A battery manufacturing joint venture between LG Energy Solution and Stellantis will receive state incentives from the Canadian government equivalent to what the U.S. Inflation Reduction Act (IRA) subsidy program offers, the companies said Thursday.

With NextStar Energy reaching a binding agreement with the local government, the joint venture will resume construction of its electric vehicle battery manufacturing plant in Ontario, Canada, which has been halted since May.

“We are pleased that the federal government, with the support of the provincial government, came back and met their commitment of leveling the playing field with the IRA,” said Mark Stewart, Stellantis’ chief operating officer for North America, in a release.“This collective effort enabled the deal to close, and we are now resuming construction on the site in Windsor.”

LG Energy Solution, a Korean battery maker, announced its plan to build a 4.5-million-square-foot (103-acre) lithium-ion battery factory with a production capacity of 45 gigawatt-hours in Windsor, a southwestern city in Ontario, with Stellantis in March last year.

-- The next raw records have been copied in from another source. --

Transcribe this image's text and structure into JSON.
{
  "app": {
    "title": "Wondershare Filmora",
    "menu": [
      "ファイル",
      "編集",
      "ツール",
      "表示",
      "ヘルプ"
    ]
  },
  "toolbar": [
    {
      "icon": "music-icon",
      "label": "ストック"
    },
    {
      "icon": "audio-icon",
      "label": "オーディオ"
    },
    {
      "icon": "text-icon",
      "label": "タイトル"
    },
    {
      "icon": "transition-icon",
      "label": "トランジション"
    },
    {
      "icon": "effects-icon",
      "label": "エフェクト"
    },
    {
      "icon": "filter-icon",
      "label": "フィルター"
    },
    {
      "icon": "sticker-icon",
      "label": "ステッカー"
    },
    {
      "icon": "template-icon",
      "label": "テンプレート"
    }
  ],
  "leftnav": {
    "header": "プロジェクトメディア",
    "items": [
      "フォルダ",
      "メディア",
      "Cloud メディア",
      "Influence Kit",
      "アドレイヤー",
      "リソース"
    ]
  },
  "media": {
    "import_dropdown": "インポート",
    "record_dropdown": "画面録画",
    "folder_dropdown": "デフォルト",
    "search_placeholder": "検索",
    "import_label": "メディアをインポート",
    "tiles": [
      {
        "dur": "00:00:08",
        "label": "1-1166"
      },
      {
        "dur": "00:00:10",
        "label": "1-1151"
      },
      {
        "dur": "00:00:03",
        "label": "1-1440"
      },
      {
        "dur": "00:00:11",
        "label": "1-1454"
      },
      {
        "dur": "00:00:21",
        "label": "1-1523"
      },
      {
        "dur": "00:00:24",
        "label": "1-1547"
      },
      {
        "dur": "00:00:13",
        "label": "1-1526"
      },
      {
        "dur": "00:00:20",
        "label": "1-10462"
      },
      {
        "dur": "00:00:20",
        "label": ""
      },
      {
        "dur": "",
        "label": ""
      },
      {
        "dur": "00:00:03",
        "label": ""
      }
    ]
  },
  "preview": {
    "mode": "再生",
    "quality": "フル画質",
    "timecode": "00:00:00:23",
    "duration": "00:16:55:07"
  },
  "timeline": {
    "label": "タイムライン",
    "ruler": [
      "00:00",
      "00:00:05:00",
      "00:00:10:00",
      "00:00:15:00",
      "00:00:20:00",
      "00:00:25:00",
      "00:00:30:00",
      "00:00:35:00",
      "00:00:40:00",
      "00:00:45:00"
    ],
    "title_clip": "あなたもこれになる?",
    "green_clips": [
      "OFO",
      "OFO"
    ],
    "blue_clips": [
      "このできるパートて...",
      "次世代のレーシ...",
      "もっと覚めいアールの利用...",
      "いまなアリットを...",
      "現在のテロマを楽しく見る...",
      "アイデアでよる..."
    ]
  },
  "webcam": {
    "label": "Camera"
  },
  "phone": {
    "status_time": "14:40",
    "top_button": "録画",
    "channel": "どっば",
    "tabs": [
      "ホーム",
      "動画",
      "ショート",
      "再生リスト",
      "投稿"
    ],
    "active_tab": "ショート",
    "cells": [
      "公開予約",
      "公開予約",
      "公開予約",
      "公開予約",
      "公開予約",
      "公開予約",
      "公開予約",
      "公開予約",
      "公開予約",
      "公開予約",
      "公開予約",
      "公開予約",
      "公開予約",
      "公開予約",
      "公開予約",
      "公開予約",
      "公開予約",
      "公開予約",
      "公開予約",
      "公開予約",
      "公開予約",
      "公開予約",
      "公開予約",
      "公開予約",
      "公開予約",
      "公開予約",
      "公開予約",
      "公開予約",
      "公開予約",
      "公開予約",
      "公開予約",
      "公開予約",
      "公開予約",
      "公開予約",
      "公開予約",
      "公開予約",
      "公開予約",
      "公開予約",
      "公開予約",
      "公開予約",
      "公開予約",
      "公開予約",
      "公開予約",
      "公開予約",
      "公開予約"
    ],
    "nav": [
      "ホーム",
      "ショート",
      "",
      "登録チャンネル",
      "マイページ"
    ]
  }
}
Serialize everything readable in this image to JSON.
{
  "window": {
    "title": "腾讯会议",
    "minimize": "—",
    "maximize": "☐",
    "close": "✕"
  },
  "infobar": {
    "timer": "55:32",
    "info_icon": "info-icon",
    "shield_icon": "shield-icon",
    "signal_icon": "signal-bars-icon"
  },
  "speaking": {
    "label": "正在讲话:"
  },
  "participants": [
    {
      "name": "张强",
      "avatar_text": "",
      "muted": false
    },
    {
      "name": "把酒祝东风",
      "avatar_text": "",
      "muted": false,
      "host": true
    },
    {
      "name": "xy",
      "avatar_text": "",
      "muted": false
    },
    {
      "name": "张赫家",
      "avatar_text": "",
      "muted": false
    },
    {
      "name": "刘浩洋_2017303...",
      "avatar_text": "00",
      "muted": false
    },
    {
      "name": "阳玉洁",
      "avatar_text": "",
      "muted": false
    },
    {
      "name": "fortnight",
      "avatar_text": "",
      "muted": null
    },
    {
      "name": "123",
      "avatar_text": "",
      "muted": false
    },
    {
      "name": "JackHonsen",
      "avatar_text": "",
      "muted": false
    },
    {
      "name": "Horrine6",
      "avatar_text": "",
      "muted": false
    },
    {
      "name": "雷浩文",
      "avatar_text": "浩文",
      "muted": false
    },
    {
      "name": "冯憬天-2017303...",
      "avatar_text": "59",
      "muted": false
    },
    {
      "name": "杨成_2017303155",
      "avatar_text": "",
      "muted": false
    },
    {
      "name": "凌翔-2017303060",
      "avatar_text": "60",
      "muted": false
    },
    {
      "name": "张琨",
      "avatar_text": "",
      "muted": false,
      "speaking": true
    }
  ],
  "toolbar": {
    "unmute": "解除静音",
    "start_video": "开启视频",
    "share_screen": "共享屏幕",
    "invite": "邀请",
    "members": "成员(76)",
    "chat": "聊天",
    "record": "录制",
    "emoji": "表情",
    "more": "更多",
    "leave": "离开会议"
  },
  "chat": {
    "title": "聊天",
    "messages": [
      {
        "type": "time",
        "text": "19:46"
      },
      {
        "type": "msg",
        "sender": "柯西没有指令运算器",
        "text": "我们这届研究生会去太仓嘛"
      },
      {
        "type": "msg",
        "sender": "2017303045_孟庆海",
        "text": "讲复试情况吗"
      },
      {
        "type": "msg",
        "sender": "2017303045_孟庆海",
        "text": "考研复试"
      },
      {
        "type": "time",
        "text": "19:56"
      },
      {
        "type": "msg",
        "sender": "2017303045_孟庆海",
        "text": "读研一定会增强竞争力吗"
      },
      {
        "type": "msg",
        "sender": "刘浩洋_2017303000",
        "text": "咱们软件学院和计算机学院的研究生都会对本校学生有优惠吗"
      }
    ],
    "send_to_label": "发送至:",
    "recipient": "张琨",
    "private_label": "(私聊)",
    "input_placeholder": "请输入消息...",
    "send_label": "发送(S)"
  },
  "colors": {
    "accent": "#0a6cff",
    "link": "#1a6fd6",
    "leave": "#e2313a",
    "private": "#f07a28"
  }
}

The two companies established NextStar Energy for the project, of which LG Energy Solution holds 51 percent and Stellantis the rest.

The $3.7 billion project was estimated to create 2,500 new jobs in the region. The commercial operation is set to begin in 2024.

In May, LG Energy Solution and Stellantis halted construction of the Ontario plant, saying that the Canadian government did not provide the undisclosed total of incentives that was promised beforehand.

LG Energy Solution and Stellantis have been demanding Canada increase incentives after the U.S. IRA was enacted in August, according to media reports.

In April, the Canadian government provided tax credits worth 13 billion Canadian dollars ($9.8 billion) and grants worth 700 million Canadian dollars to Volkswagen, a German carmaker, to bring its battery plant into the country.

While no further details on the agreement have been provided, NextStar Energy is believed to have received government incentives worth as much as 19 billion Canadian dollars, according to the local news outlet Windsor Star.

“We are deeply grateful to the Korean government for its support in proceeding with the deal, and also to the Canadian government for its tireless effort,” said Kim Dong-myung, LG Energy Solution president and head of the Advanced Automotive Battery Division, in a release.

In May, Canadian Prime Minister Justin Trudeau met with President Yoon Suk Yeol during his state visit to Korea. He also attended meetings with executives of LG Energy Solution.

BY SHIN HA-NEE [shin.hanee@joongang.co.kr]